Entries from a dataset of interfaces –
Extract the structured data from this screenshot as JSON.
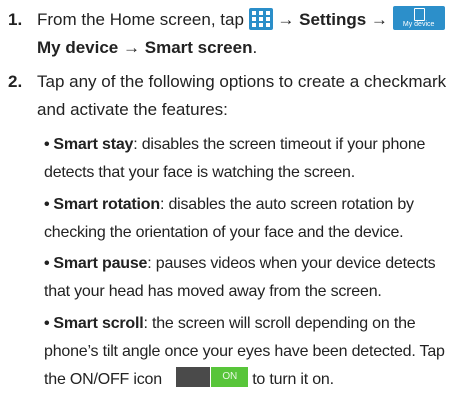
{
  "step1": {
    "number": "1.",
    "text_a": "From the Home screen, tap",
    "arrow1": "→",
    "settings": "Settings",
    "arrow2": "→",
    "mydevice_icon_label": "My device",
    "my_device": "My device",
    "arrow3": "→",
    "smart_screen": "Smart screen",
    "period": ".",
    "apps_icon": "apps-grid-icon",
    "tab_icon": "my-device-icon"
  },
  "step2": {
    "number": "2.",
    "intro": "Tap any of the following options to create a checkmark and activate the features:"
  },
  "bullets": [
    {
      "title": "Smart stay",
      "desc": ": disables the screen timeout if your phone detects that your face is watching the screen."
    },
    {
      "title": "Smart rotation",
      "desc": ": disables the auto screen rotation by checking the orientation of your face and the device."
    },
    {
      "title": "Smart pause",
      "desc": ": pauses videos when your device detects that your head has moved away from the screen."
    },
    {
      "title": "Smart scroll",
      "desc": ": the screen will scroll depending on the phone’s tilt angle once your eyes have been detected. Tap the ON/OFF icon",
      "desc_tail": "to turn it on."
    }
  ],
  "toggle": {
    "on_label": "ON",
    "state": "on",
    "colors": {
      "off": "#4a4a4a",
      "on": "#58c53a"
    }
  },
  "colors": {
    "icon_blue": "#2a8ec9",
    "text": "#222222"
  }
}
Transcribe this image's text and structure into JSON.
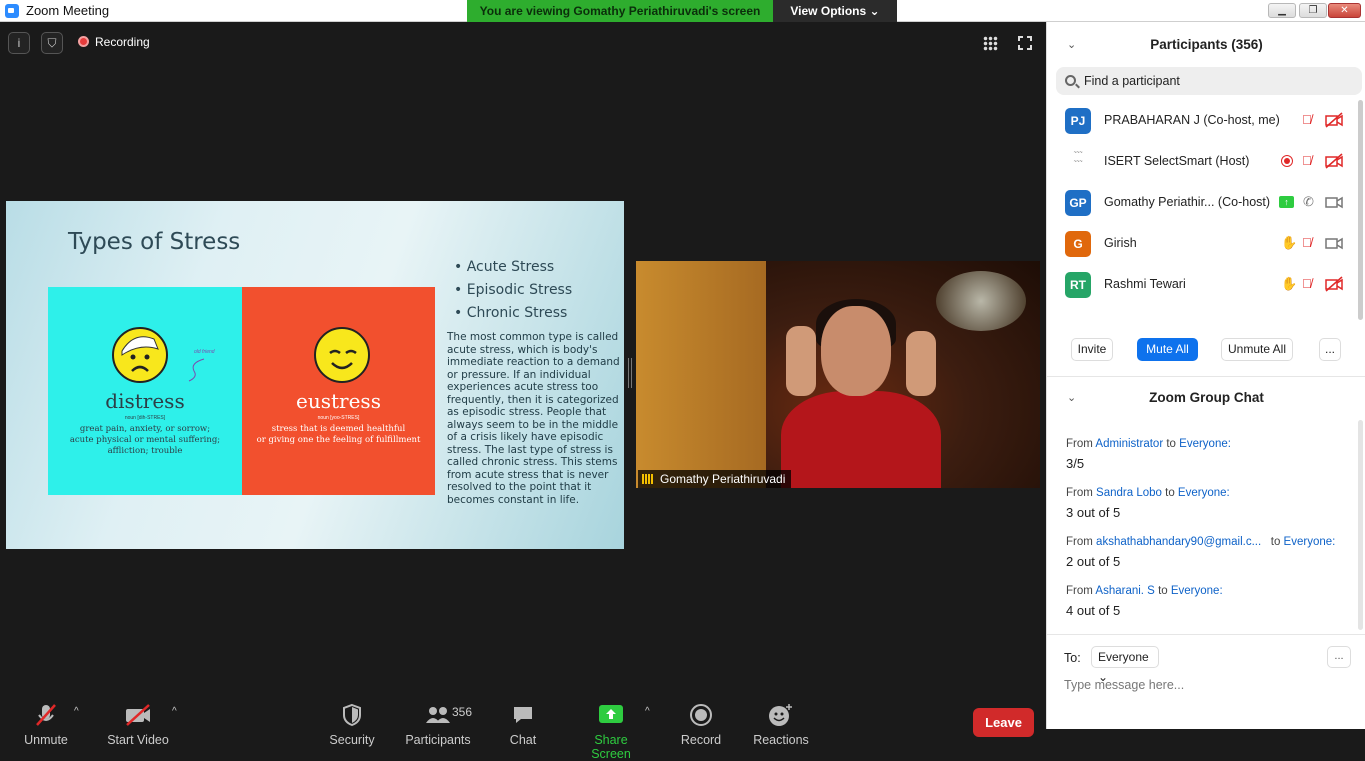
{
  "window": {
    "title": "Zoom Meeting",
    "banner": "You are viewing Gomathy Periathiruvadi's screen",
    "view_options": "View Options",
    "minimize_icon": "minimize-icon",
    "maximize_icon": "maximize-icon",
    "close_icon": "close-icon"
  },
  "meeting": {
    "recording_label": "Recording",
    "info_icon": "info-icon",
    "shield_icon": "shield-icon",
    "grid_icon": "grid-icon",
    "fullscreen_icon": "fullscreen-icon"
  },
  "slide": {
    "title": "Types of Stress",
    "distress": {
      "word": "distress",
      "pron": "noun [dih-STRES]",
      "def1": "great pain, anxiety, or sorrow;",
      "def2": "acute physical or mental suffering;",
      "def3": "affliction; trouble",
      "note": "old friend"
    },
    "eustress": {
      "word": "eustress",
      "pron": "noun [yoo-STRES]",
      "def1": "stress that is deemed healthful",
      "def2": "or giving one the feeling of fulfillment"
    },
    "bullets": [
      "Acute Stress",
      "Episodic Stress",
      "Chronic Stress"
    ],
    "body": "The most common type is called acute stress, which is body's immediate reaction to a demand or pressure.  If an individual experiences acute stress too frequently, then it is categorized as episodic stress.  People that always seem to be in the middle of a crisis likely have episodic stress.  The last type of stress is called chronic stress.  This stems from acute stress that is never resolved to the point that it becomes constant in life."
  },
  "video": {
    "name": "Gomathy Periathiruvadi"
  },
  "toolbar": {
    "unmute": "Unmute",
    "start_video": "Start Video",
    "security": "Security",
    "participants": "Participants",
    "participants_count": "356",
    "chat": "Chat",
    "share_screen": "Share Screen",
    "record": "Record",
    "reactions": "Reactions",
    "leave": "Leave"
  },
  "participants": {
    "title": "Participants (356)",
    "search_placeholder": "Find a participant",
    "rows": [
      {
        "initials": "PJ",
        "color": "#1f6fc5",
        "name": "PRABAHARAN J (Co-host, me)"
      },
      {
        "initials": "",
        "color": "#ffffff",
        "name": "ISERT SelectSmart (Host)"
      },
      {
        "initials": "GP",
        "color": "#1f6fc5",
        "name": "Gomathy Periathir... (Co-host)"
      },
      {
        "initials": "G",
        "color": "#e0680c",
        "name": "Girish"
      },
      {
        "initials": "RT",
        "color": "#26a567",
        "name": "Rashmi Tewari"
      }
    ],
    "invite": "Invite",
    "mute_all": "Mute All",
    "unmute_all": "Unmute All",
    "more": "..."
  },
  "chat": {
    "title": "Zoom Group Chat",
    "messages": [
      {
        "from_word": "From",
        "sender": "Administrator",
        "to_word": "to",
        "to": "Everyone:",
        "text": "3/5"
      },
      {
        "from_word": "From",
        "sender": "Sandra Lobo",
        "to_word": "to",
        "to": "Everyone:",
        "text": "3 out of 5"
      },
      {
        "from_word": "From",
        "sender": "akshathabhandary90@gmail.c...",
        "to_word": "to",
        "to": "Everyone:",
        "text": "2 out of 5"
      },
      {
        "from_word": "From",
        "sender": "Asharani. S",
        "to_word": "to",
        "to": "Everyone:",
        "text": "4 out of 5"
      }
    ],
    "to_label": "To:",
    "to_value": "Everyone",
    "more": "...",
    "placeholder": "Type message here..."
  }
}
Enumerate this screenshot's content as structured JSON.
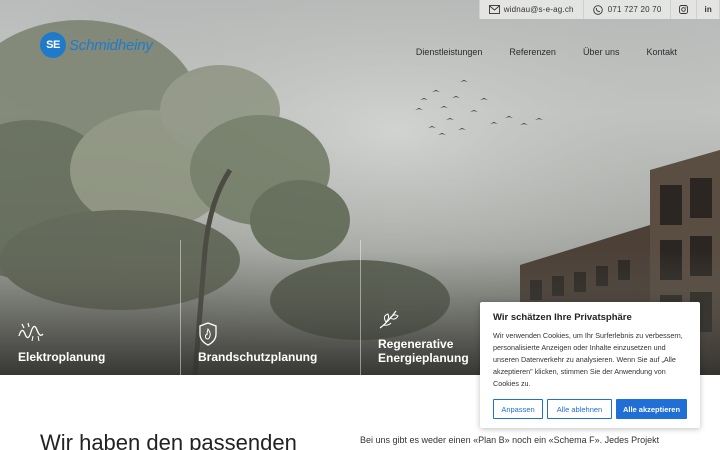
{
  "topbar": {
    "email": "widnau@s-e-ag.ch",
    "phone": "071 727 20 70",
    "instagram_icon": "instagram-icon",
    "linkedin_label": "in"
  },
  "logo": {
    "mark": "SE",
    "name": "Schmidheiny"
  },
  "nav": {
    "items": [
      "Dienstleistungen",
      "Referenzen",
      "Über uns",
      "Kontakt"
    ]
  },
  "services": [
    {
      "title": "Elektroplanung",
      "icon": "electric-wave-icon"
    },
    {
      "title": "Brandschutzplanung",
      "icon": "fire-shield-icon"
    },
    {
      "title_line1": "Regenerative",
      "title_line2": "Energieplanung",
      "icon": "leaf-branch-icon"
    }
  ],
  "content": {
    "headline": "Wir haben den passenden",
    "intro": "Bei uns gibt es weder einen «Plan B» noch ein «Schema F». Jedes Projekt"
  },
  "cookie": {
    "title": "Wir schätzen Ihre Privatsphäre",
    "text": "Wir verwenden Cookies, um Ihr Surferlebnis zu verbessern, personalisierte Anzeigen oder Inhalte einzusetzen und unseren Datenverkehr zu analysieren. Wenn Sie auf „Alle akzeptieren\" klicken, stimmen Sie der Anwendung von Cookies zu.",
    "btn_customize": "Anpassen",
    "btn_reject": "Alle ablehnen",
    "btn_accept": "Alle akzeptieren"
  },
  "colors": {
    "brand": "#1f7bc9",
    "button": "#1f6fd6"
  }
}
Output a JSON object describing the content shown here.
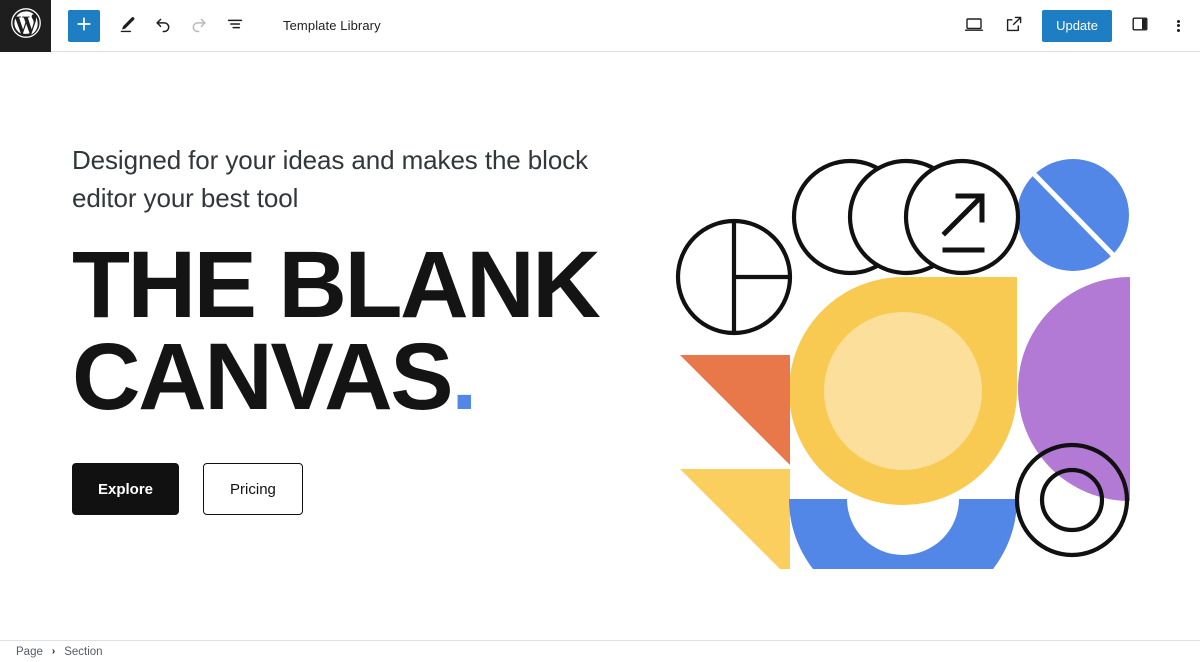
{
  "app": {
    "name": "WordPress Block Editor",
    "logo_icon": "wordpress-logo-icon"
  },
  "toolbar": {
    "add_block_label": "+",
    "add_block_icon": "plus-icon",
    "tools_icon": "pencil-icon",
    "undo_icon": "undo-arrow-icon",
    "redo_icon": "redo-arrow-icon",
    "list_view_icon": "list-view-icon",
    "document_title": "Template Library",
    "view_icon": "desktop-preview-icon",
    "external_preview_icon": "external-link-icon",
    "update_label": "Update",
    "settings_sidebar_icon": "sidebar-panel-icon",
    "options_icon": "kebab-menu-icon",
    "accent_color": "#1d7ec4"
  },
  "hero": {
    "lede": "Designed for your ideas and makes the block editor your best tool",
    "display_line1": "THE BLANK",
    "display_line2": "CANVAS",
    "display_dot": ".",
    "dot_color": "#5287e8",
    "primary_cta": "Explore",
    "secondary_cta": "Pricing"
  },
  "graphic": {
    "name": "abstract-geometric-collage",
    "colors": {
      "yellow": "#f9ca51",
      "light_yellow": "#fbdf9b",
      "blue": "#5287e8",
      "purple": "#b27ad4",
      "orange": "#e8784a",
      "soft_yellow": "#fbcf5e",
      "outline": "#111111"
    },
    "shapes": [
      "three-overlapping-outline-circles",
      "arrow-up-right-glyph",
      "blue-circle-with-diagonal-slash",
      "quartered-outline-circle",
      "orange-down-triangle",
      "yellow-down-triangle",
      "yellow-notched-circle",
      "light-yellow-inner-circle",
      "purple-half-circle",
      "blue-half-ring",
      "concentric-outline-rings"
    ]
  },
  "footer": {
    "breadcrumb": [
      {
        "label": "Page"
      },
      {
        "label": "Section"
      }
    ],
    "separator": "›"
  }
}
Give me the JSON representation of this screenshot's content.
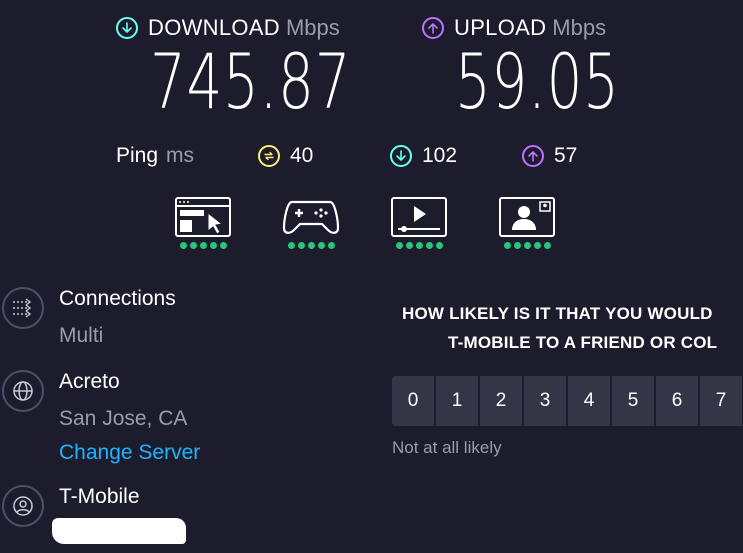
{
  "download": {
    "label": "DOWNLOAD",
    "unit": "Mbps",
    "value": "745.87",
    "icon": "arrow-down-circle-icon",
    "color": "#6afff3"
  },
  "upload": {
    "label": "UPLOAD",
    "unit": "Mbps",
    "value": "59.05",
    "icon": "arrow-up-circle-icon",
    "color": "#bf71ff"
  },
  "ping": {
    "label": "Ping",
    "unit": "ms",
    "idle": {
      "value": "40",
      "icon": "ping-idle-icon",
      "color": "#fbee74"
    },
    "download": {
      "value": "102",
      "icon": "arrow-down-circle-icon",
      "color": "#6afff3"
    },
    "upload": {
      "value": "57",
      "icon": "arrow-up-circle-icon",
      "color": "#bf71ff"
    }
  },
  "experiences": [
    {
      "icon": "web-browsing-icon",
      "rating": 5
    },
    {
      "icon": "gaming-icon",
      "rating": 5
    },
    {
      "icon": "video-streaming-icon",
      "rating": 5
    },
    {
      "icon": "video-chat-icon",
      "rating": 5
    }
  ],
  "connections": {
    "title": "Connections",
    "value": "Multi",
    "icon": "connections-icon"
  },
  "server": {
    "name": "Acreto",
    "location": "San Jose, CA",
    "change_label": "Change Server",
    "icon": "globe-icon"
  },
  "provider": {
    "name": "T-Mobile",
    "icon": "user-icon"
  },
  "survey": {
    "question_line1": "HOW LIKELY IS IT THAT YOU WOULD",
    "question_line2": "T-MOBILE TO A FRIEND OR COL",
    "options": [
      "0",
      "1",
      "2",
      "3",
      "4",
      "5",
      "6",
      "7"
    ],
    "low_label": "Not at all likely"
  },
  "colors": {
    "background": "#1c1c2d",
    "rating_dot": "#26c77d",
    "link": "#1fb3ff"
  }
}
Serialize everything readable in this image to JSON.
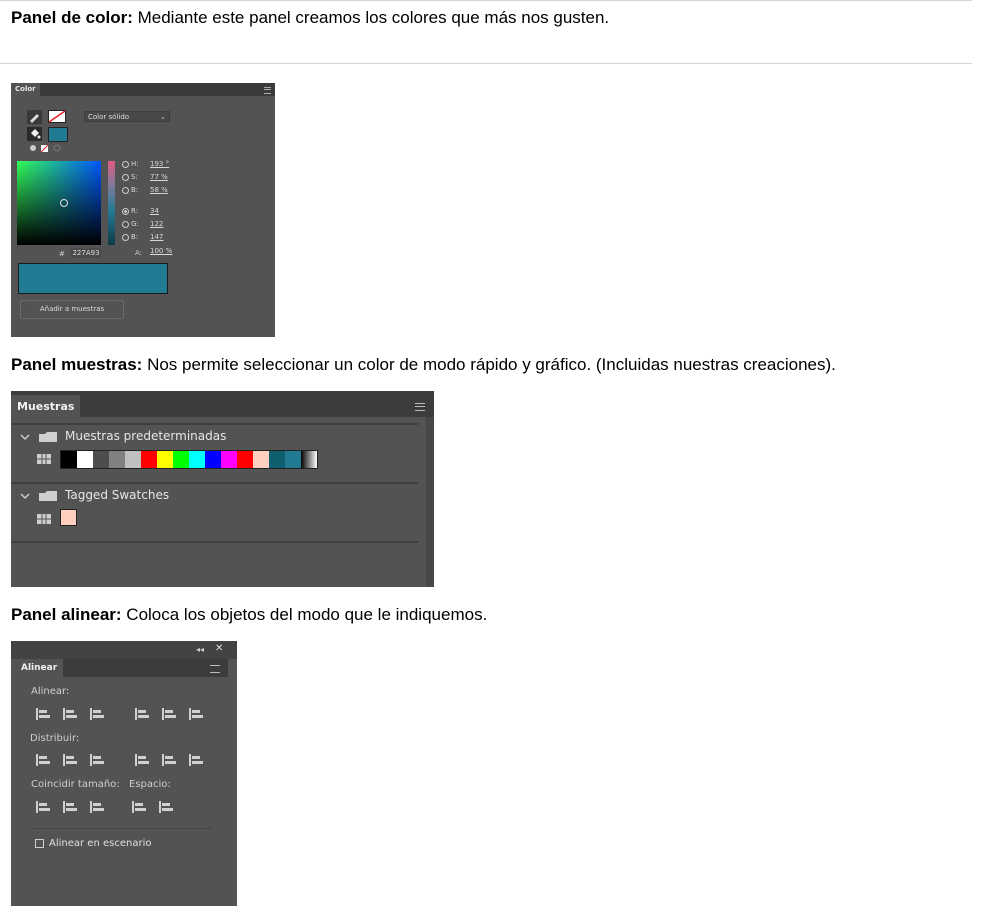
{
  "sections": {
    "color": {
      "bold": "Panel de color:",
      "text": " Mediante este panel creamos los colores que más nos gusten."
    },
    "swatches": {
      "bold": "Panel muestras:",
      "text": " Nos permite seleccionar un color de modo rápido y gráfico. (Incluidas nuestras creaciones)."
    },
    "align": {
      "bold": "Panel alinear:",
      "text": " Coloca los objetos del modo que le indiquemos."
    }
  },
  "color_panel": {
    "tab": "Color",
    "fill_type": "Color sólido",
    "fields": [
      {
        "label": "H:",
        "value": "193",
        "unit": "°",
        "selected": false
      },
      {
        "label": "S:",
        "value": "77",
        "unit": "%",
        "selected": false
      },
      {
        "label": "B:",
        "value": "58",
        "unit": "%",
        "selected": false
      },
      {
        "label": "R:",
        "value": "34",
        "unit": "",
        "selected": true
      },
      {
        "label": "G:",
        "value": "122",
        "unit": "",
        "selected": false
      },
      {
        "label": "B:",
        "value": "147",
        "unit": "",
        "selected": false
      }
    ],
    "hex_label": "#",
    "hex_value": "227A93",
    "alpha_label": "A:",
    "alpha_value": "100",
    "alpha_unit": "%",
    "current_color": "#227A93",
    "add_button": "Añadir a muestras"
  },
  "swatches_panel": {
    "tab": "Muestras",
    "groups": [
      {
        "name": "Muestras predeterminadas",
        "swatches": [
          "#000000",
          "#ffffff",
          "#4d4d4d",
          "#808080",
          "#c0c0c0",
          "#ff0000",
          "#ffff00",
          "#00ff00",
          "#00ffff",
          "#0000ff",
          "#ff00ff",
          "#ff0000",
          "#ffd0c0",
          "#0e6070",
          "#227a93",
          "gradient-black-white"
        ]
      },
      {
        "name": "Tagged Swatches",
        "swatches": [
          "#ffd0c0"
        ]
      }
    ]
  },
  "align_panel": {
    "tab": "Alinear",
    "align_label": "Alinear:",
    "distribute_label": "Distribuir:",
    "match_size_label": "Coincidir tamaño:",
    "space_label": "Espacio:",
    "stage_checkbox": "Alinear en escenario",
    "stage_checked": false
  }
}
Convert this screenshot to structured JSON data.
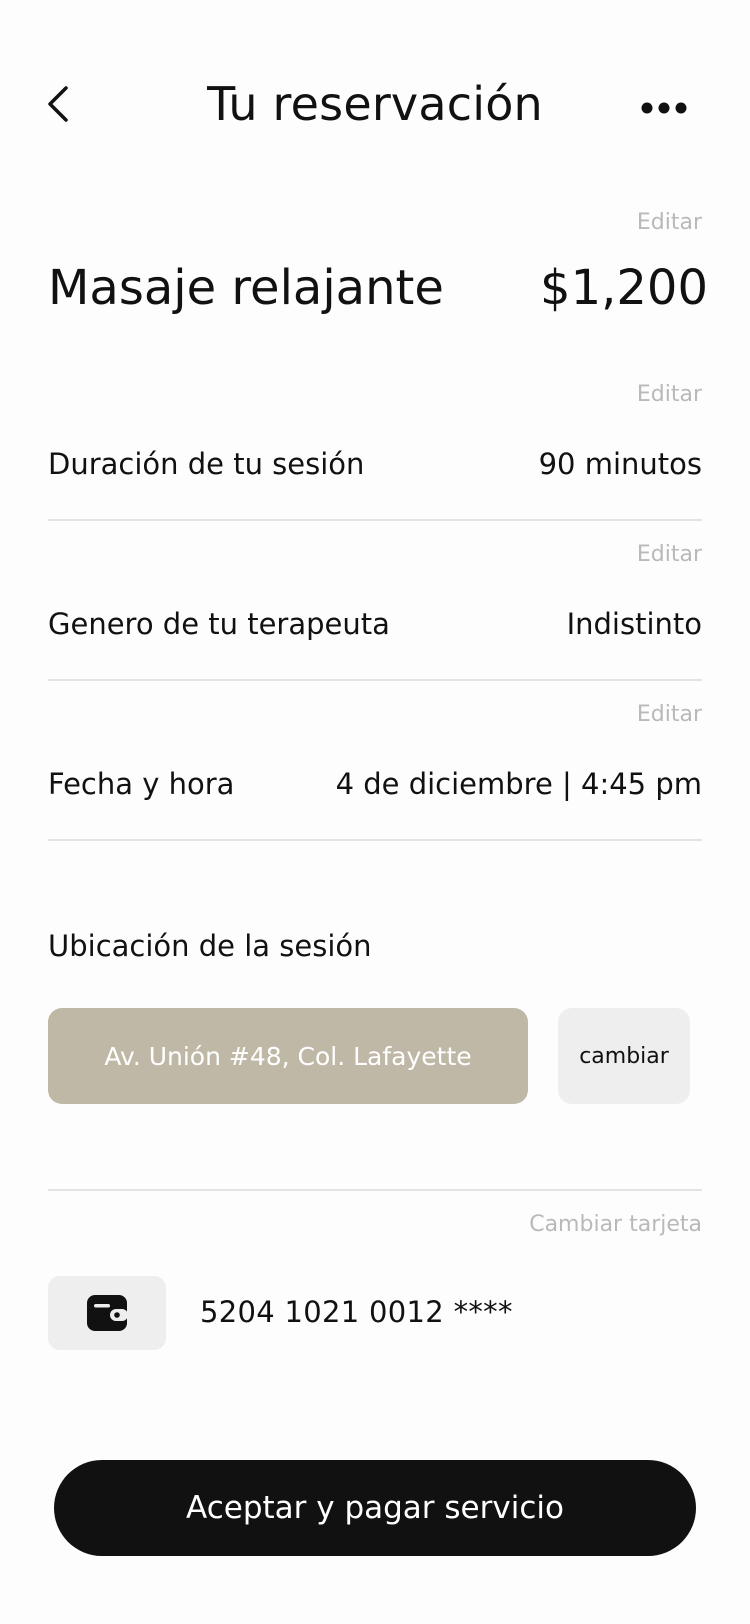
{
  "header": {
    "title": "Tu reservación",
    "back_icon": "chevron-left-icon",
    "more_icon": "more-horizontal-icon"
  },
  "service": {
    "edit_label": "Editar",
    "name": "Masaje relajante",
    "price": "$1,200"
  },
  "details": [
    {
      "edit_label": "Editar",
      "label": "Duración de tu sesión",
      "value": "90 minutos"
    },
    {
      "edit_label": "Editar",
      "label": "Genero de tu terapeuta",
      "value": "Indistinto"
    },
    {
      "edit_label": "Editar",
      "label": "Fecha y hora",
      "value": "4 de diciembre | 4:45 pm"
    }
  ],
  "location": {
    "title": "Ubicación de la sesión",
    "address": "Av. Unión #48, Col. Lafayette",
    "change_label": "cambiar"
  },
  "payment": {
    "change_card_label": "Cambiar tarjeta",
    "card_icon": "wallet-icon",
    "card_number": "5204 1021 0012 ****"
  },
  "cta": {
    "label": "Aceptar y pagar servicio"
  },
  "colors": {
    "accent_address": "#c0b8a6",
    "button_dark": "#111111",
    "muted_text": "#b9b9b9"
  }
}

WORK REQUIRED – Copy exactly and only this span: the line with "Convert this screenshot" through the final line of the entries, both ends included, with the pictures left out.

OUTPUT OF THE TASK –
Convert this screenshot to structured JSON data.
{
  "header": {
    "title": "Tu reservación",
    "back_icon": "chevron-left-icon",
    "more_icon": "more-horizontal-icon"
  },
  "service": {
    "edit_label": "Editar",
    "name": "Masaje relajante",
    "price": "$1,200"
  },
  "details": [
    {
      "edit_label": "Editar",
      "label": "Duración de tu sesión",
      "value": "90 minutos"
    },
    {
      "edit_label": "Editar",
      "label": "Genero de tu terapeuta",
      "value": "Indistinto"
    },
    {
      "edit_label": "Editar",
      "label": "Fecha y hora",
      "value": "4 de diciembre | 4:45 pm"
    }
  ],
  "location": {
    "title": "Ubicación de la sesión",
    "address": "Av. Unión #48, Col. Lafayette",
    "change_label": "cambiar"
  },
  "payment": {
    "change_card_label": "Cambiar tarjeta",
    "card_icon": "wallet-icon",
    "card_number": "5204 1021 0012 ****"
  },
  "cta": {
    "label": "Aceptar y pagar servicio"
  },
  "colors": {
    "accent_address": "#c0b8a6",
    "button_dark": "#111111",
    "muted_text": "#b9b9b9"
  }
}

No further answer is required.